The Black Ferns enjoy playing there, too. They have a played five, won five record at Eden Park, amassing 268 points for with only 50 against, in their three wins against Australia and single victories against Samoa and England, from 2013 onwards. The 90-3 win against Samoa in 2014 was the fifth-biggest in the side’s history.
In total, 10 different countries other than New Zealand have played test rugby there, including Zimbabwe and Romania at Rugby World Cup 1987. The inaugural tournament began at Eden Park, with a 70-6 win for New Zealand against Italy, and ended there, too, as David Kirk held the Webb Ellis Cup aloft following a 29-9 victory against France.
That final was replayed at Eden Park 24 years later as the All Blacks celebrated another Rugby World Cup win on home turf, this time after the tensest of 8-7 wins against Les Bleus in 2011. And, given their current form and standing in the women’s game, there is no reason to rule out a hat-trick of Eden Park finals between those two teams when the showpiece occasion of Rugby World Cup 2021 is held there in under eight months’ time.
Six of the Best: Eden Park’s most memorable matches
New Zealand 15-15 British and Irish Lions, 8 August, 2017
Four penalties from the boot of Owen Farrell, the last with barely a couple of minutes left on the clock, and a long-range effort from Elliot Daly, saved the series for the Lions, after first-half tries from Ngani Laumape and Jordie Barrett had put the hosts in a commanding position. Neither side could land the knock-out blow in a frantic finale, although New Zealand thought they might have a chance to snatch victory, only for referee Romain Poite to overturn his original decision to award them a penalty.
Rugby World Cup 2011: New Zealand 8-7 France, 23 October, 2011
Having gone 24 years without lifting the trophy, New Zealand were desperate to get their hands on the Webb Ellis Cup again, especially on home soil. France’s form leading into the final had been unremarkable at best but Les Bleus dug deep to push them all the way in a nerve-shredding match decided by a single point.
Tri-Nations 1997: New Zealand 55-35 South Africa, 9 August, 1997
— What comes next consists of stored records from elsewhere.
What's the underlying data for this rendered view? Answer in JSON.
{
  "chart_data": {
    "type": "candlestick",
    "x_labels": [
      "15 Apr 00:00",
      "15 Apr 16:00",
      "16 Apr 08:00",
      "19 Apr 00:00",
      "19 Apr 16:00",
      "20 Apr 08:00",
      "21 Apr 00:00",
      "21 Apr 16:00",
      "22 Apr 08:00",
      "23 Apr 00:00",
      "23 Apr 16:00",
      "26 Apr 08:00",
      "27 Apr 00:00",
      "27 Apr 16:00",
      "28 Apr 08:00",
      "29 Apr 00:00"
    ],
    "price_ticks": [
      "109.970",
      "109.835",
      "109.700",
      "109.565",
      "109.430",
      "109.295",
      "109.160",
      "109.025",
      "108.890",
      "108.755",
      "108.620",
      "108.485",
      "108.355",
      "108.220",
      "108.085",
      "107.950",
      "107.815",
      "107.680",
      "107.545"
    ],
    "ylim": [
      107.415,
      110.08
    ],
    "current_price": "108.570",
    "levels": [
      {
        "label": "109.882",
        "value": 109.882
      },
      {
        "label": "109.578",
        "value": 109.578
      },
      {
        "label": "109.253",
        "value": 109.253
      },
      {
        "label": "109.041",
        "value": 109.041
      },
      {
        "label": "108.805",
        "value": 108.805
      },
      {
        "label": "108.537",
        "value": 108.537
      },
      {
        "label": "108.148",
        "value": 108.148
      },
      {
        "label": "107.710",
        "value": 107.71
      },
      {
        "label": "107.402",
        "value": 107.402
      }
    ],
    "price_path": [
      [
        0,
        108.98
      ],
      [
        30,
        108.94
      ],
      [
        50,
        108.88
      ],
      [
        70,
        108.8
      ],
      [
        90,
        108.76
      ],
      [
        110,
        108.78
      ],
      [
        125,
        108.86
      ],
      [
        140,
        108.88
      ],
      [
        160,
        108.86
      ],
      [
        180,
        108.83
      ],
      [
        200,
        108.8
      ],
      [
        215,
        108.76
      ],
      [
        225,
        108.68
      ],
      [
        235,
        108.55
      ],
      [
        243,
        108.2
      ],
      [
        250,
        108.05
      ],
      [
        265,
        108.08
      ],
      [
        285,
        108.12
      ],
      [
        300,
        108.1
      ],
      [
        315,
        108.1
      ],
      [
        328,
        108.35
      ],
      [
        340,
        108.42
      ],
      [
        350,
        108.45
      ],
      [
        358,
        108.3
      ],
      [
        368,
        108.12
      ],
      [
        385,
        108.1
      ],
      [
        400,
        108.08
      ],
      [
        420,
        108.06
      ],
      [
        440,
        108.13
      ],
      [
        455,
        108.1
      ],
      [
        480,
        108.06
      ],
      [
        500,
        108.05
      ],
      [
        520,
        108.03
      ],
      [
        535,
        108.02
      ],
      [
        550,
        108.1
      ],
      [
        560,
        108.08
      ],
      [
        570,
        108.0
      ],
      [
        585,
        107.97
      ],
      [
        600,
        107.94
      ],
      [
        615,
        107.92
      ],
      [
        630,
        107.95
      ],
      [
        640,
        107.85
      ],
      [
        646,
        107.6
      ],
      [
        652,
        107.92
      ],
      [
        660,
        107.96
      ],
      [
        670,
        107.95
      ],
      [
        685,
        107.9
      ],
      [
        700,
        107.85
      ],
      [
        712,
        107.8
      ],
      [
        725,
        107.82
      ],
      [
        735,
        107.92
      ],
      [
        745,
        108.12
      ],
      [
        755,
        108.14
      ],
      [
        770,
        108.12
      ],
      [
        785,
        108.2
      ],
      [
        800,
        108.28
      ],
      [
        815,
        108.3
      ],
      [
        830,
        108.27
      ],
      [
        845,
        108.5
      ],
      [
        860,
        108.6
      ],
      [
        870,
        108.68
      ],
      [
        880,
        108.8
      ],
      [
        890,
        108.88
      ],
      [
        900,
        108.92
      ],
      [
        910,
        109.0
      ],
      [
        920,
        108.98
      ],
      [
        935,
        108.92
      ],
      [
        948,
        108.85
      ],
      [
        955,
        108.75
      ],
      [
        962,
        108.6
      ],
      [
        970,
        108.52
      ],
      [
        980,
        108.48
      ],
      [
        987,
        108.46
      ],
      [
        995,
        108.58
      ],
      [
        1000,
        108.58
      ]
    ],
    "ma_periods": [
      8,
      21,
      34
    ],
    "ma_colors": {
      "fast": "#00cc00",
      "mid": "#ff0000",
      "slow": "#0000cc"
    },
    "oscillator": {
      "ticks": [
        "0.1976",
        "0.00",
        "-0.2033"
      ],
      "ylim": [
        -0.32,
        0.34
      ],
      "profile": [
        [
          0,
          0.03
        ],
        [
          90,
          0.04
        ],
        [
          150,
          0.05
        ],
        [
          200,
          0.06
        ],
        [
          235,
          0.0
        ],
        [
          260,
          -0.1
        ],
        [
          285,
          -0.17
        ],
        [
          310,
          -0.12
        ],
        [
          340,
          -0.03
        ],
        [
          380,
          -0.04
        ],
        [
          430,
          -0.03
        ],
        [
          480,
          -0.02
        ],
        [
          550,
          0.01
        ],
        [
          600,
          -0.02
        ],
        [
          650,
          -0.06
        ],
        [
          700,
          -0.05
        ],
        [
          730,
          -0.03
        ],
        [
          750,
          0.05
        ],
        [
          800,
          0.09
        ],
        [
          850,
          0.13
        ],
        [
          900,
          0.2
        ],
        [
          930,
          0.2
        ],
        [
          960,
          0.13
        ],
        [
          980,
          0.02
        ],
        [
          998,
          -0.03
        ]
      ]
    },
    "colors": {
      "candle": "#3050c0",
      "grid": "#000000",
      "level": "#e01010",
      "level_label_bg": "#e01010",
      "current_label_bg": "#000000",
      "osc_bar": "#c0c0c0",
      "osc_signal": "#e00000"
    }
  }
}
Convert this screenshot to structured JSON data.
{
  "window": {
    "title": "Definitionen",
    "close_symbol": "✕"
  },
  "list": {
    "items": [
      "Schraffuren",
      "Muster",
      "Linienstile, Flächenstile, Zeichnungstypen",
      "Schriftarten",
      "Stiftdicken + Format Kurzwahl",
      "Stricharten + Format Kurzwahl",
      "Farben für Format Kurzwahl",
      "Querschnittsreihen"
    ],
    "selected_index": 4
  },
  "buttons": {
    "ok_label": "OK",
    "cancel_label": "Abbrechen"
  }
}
With Carlos Spencer running the show, the All Blacks were an irrepressible attacking outfit in 1997. The 55-35 win against the Springboks in Auckland came in an unbeaten campaign and was an early example of how they embraced professionalism with their outstanding skills and ability to play at pace on show in a 12-try thriller.
World Rugby U20 Championship 2014 final: England 21-20 South Africa, 20 June, 2014
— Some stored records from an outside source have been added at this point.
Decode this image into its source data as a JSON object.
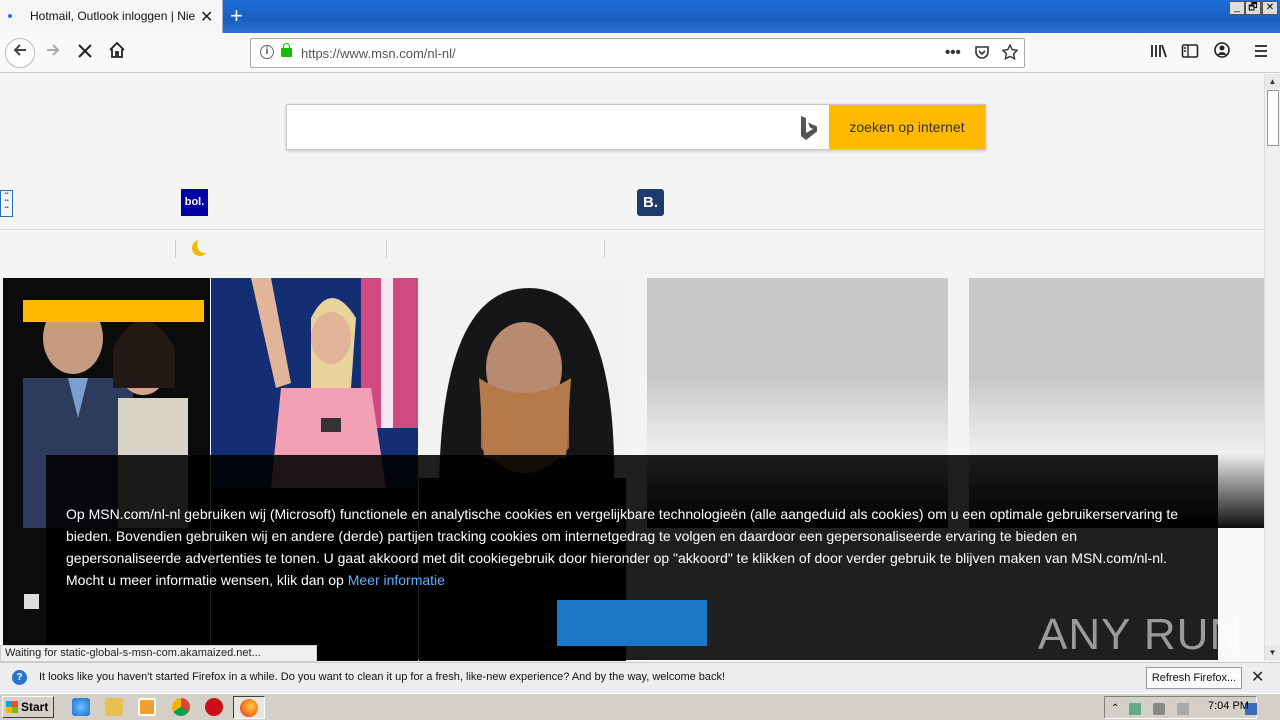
{
  "browser": {
    "tab_title": "Hotmail, Outlook inloggen | Nieuws",
    "url": "https://www.msn.com/nl-nl/",
    "new_tab": "+",
    "close_tab": "✕",
    "status_text": "Waiting for static-global-s-msn-com.akamaized.net..."
  },
  "window_controls": [
    "_",
    "🗗",
    "✕"
  ],
  "search": {
    "button_label": "zoeken op internet",
    "placeholder": ""
  },
  "quick_links": {
    "bol": "bol.",
    "booking": "B."
  },
  "cookie_banner": {
    "text": "Op MSN.com/nl-nl gebruiken wij (Microsoft) functionele en analytische cookies en vergelijkbare technologieën (alle aangeduid als cookies) om u een optimale gebruikerservaring te bieden. Bovendien gebruiken wij en andere (derde) partijen tracking cookies om internetgedrag te volgen en daardoor een gepersonaliseerde ervaring te bieden en gepersonaliseerde advertenties te tonen. U gaat akkoord met dit cookiegebruik door hieronder op \"akkoord\" te klikken of door verder gebruik te blijven maken van MSN.com/nl-nl. Mocht u meer informatie wensen, klik dan op ",
    "link": "Meer informatie"
  },
  "watermark": "ANY RUN",
  "notification": {
    "text": "It looks like you haven't started Firefox in a while. Do you want to clean it up for a fresh, like-new experience? And by the way, welcome back!",
    "button": "Refresh Firefox...",
    "close": "✕"
  },
  "taskbar": {
    "start": "Start",
    "clock": "7:04 PM"
  },
  "colors": {
    "search_button": "#ffb900",
    "cookie_button": "#1b78c8",
    "link": "#5fb0ff",
    "ssl_lock": "#12bc00"
  }
}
England made it back-to-back victories in the World Rugby U20 Championship after surviving a thrilling fightback from the Junior Springboks. South Africa led 10-3 early on but after Joel Conlon added to Nathan Earle’s try and Billy Burns kicked his points, England had an eight-point cushion with half an hour left to play. Jesse Kriel’s second try of the match, and Handre Pollard’s conversion, set up a grandstand finish but Maro Itoje’s England held on.
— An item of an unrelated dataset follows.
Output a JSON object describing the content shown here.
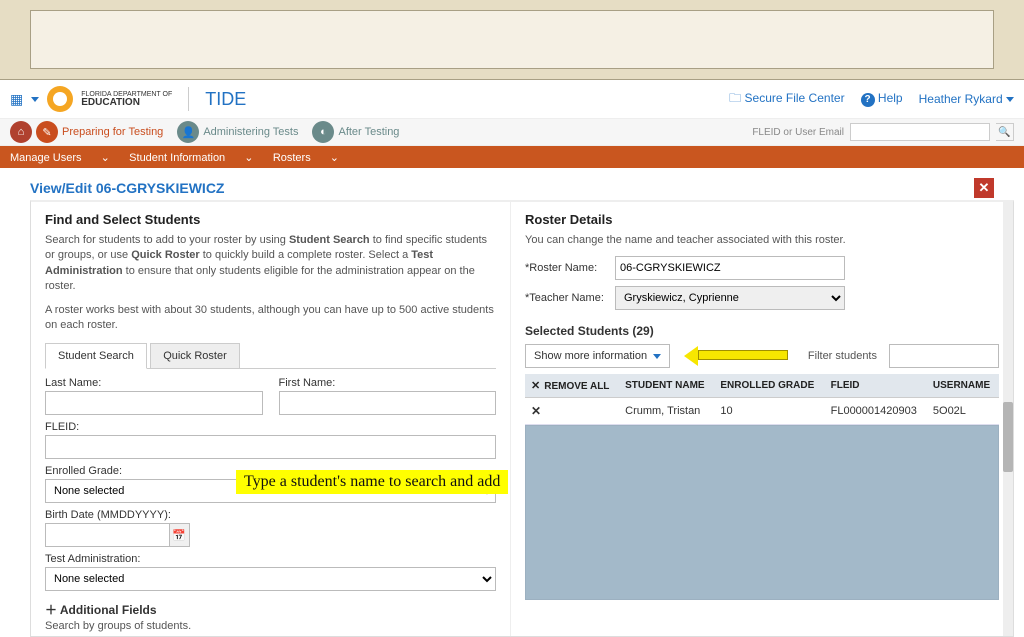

New Zealand 10-16 England, 15 September, 1973
England became the first country from the British Isles to beat New Zealand in New Zealand. John Pullin’s side had only travelled there after the original tour to Argentina was called off on safety grounds. And having been beaten in all the provincial games, the omens did not look good for the one-off test. But a man-of-the-match performance from scrum-half Jan Webster and tries from Peter Squires, Tony Neary and Stack Stevens saw them to a historic victory.
Rugby World Cup 1987: New Zealand 70-6 Italy, 22 May, 1987
Such one-sided games are not normally standout occasions but, some 34 years on, John Kirwan’s lung-bursting 70-metre try is still one of the best tries scored in the tournament’s history. It helped give the fledgeling tournament the spark it needed and set New Zealand on the road to Rugby World Cup glory.